Michael Garellek, a partner at Gowling WLG in Montreal, says identifying business cards with titles falling afoul of regulation was part of his past job as an AMF examiner for mostly MFDA firms.

To assess nuanced situations for a firm, Richter said he determines whether advice is related to several elements of a client’s situation or is product-focused. “The more general it is in terms of the person’s financial situation, then the more likely it is that it’s financial planning,” he says.

Clear definitions would also help where E&O insurance comes into play. For example, when a client complains about a planner and seeks compensation, E&O insurance would cover services that fall under financial planning but not those where a planner, who isn’t securities-registered, acted as an investment advisor under the Securities Act.

While “those are fact-specific situations,” they illustrate “where that grey line becomes important,” Richter says.

Garellek says that, while Quebec’s title regulation hasn’t been used in enforcement proceedings, at least to his knowledge, “there’s always a possibility that failure to comply with the regulation under the Act [Respecting the Distribution of Financial Products and Services] would entitle the AMF to impose a penalty against the firm.”

Setting a higher standard: Can advisors self-select as fiduciaries?

The Certified Financial Planner (CFP) designation is often touted for the principles of its credentialing body—in Canada, that’s FP Canada—which include putting clients’ interests first, along with disclosing and resolving conflicts in the client’s favour.

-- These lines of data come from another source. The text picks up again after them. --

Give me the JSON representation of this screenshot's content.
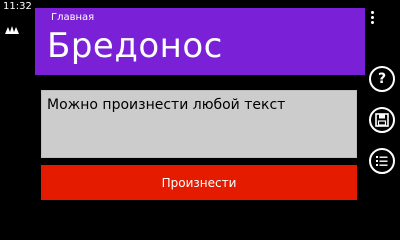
{
  "status": {
    "time": "11:32",
    "icons": [
      "signal-icon"
    ]
  },
  "header": {
    "subtitle": "Главная",
    "title": "Бредонос"
  },
  "input": {
    "value": "Можно произнести любой текст"
  },
  "actions": {
    "speak_label": "Произнести"
  },
  "appbar": {
    "buttons": [
      {
        "icon": "question-icon",
        "glyph": "?"
      },
      {
        "icon": "save-icon"
      },
      {
        "icon": "list-icon"
      }
    ]
  },
  "colors": {
    "header_bg": "#7a20d6",
    "button_bg": "#e51b00",
    "textbox_bg": "#cccccc"
  }
}
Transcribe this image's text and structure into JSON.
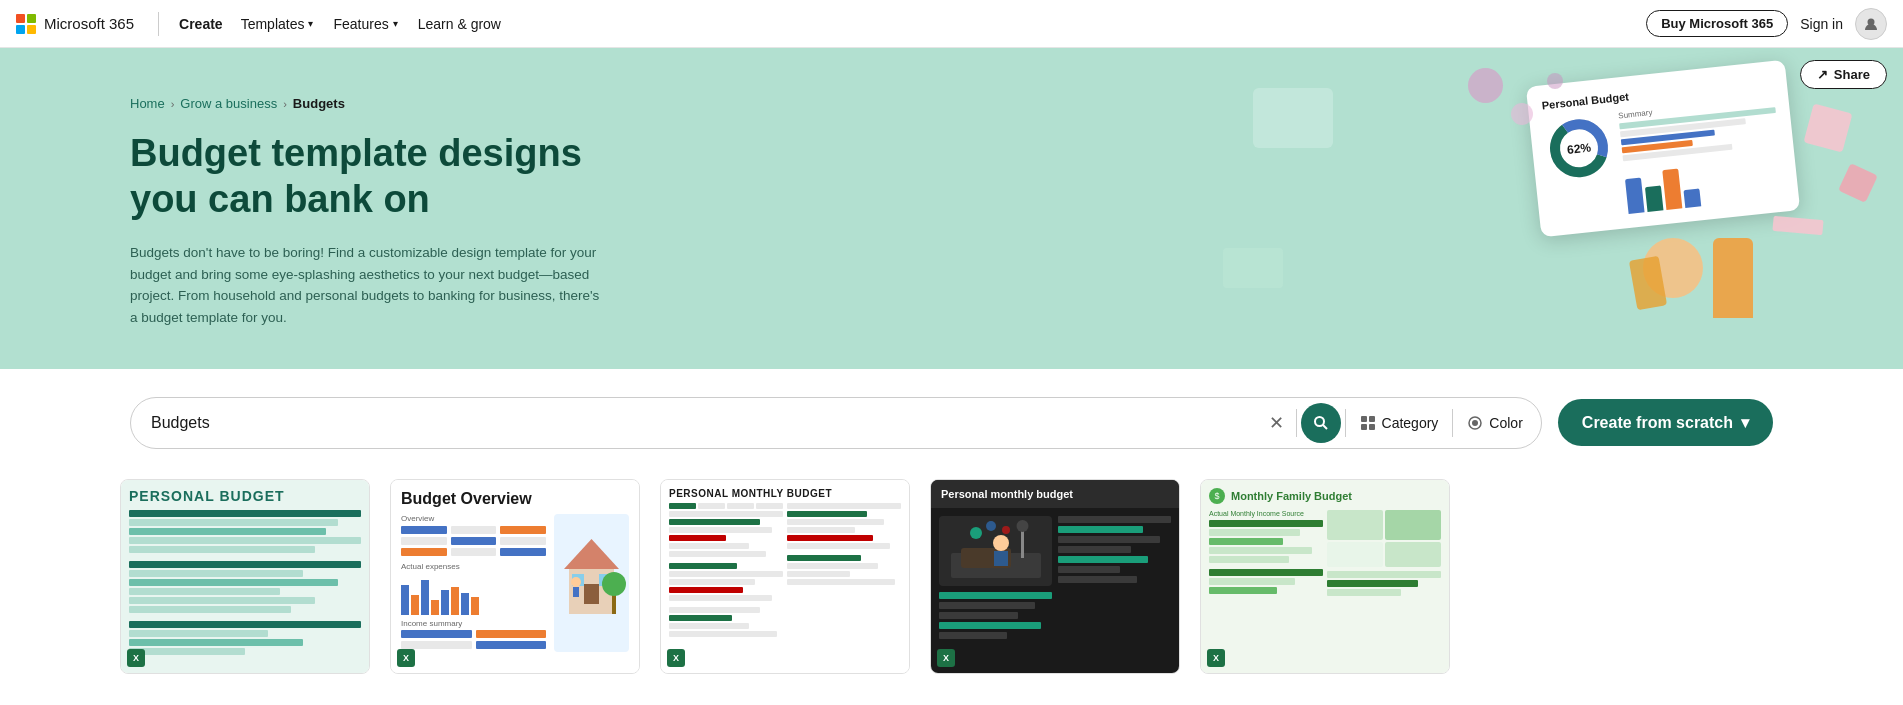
{
  "nav": {
    "brand": "Microsoft 365",
    "create": "Create",
    "templates_label": "Templates",
    "features_label": "Features",
    "learn_grow_label": "Learn & grow",
    "buy_label": "Buy Microsoft 365",
    "signin_label": "Sign in"
  },
  "hero": {
    "breadcrumb": {
      "home": "Home",
      "grow": "Grow a business",
      "current": "Budgets"
    },
    "title": "Budget template designs you can bank on",
    "description": "Budgets don't have to be boring! Find a customizable design template for your budget and bring some eye-splashing aesthetics to your next budget—based project. From household and personal budgets to banking for business, there's a budget template for you.",
    "share_label": "Share",
    "budget_percent": "62%"
  },
  "search": {
    "value": "Budgets",
    "placeholder": "Search",
    "category_label": "Category",
    "color_label": "Color",
    "create_label": "Create from scratch"
  },
  "templates": [
    {
      "title": "PERSONAL BUDGET",
      "type": "excel"
    },
    {
      "title": "Budget Overview",
      "type": "excel"
    },
    {
      "title": "PERSONAL MONTHLY BUDGET",
      "type": "excel"
    },
    {
      "title": "Personal monthly budget",
      "type": "excel",
      "dark": true
    },
    {
      "title": "Monthly Family Budget",
      "type": "excel"
    }
  ],
  "icons": {
    "share": "↗",
    "search": "🔍",
    "clear": "✕",
    "chevron": "▾",
    "category": "⊞",
    "color": "◉",
    "excel": "X"
  }
}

But can CFPs say they have a fiduciary duty to clients?

FP Canada says that doing so would be “technically” incorrect.

“Some statutory professions (i.e., professions that are recognized in law) owe a fiduciary duty at law—for example, lawyers,” an emailed statement from the professional body says. “Generally speaking, professional financial planners like CFP professionals do not have a statutory (legal) fiduciary duty to their clients.” An exception is portfolio managers, who have discretionary authority over clients’ accounts and a corresponding fiduciary duty.

Because they don’t owe a legal fiduciary duty, CFPs who want to hold themselves out as fiduciaries would likely find little support—at least from their compliance departments.

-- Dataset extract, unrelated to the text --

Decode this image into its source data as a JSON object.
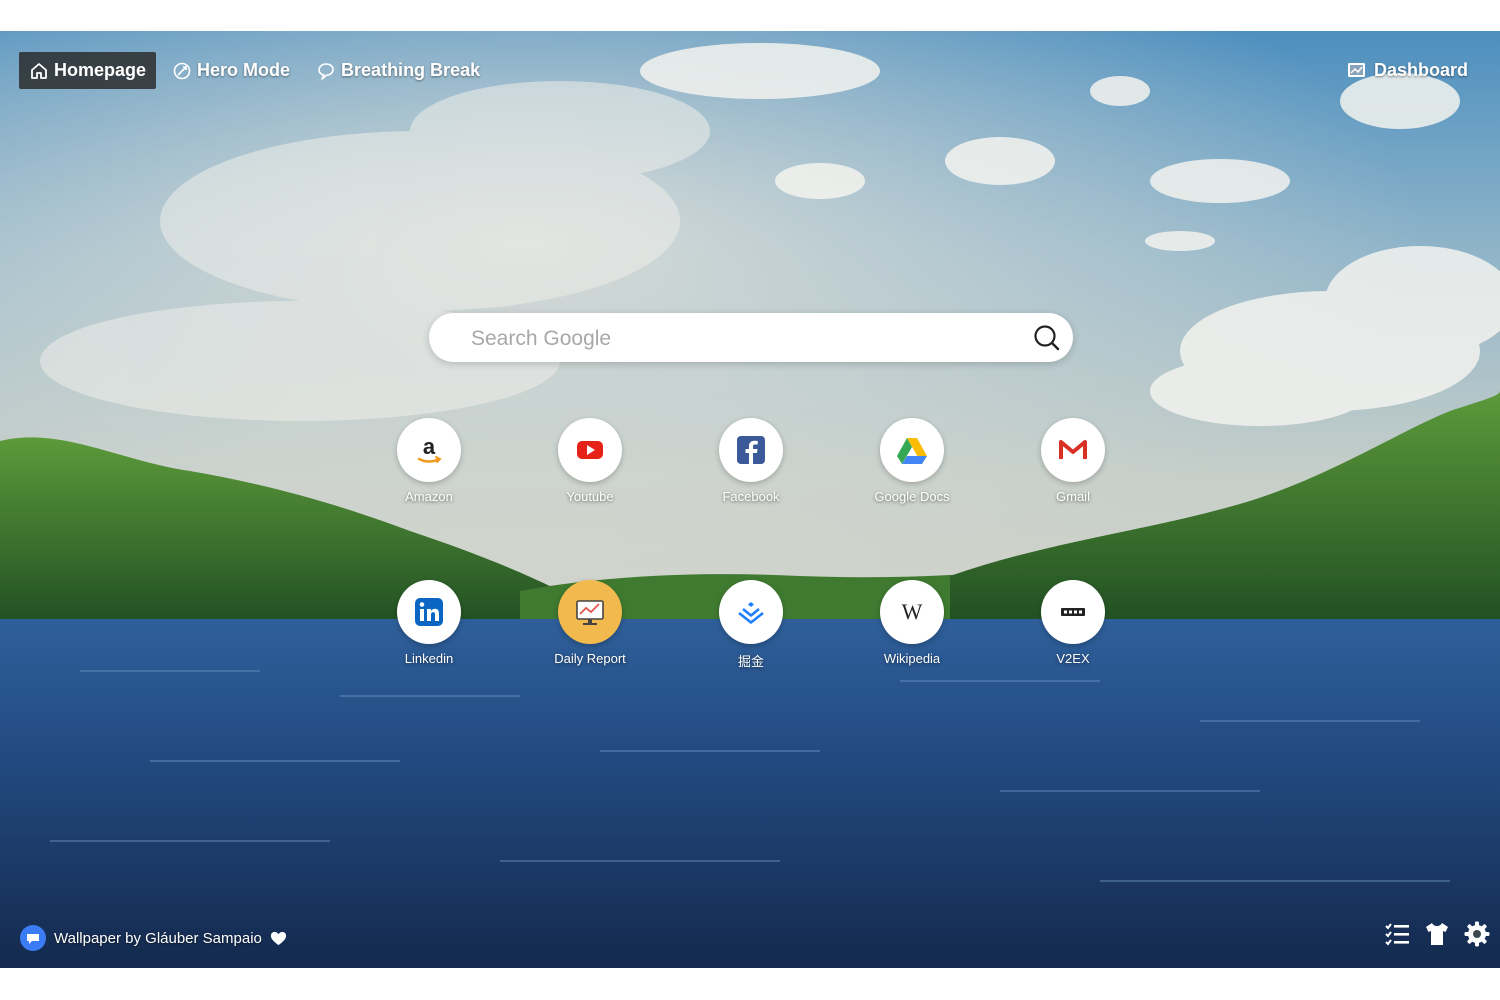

“As both a CFP and an IIROC registrant, I attempted to self-select being held to a fiduciary standard […] but I was precluded from doing so by my previous employer,” wrote John De Goey, a CFP and chair of the FP Canada Research Foundation’s board, in his May 2016 submission commenting on policy recommendations to the Ontario government.

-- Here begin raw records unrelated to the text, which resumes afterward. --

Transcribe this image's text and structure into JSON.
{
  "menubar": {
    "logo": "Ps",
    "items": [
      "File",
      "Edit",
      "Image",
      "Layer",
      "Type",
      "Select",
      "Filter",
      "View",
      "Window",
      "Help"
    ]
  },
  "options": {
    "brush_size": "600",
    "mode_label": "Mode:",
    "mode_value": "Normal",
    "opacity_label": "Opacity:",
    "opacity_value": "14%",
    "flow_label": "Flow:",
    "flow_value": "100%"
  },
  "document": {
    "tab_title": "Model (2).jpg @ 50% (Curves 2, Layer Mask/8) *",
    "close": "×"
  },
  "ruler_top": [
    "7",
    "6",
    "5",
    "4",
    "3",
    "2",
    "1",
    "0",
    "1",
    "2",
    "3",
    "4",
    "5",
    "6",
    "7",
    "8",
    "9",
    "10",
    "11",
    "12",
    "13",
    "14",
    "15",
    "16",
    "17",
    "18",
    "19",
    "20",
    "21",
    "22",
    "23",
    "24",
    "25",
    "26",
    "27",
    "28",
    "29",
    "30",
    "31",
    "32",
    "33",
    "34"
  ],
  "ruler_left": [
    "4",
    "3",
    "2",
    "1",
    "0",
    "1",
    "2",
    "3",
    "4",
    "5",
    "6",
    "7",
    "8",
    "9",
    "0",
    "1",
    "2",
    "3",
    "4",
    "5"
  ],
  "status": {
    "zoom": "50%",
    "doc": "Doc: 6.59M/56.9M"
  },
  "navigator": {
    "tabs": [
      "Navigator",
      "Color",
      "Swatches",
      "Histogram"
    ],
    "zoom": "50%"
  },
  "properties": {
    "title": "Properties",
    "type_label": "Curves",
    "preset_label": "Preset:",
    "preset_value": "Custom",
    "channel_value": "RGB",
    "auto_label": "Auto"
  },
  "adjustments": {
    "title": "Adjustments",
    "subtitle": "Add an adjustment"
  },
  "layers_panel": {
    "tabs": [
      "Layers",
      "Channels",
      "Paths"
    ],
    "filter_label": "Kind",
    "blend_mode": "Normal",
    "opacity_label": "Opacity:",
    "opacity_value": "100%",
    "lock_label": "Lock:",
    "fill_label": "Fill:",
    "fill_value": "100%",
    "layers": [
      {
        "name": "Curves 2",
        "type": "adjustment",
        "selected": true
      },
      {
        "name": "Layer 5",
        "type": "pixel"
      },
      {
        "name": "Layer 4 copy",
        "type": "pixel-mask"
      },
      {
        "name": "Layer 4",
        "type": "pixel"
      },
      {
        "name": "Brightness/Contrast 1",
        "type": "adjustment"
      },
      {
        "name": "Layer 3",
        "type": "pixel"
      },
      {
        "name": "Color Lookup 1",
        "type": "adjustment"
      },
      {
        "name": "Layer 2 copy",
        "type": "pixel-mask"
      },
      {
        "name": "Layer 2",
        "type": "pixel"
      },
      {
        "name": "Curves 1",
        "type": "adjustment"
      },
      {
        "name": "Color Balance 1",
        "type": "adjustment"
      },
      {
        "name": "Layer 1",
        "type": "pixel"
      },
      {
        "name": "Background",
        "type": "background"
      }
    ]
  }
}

“I spoke with other firms and they would have done the same thing, so the experience I had was by no means unique to my employer,” wrote De Goey, who’s now a portfolio manager at Wellington-Altus Private Wealth Inc. in Toronto. His submission supported a statutory best interest standard for CFP professionals.

Rather than hold out as fiduciaries, FP Canada recommends that, to more accurately convey their “care and added value,” CFPs highlight the duty of loyalty in its Standards of Professional Responsibility, which includes client-first obligations.

Regardless of credentials or designations, advisors can be found to have a common-law, or court imposed, fiduciary relationship with clients. For example, FP Canada cites five interrelated factors that could trigger such a relationship: client vulnerability, trust, reliance, discretion and professional rules or codes of conduct.

The Investment Funds Institute of Canada offers an example of such a fiduciary relationship in its document “Fiduciary Duties and Financial Advisors”: “[A]n advisor-advisee relationship that would likely be found to be fiduciary in nature would be one where an elderly, unsophisticated client placed his or her retirement savings in the hands of an investment advisor to invest as the advisor deemed necessary to achieve certain investment objectives for the client (e.g., to provide income through retirement).”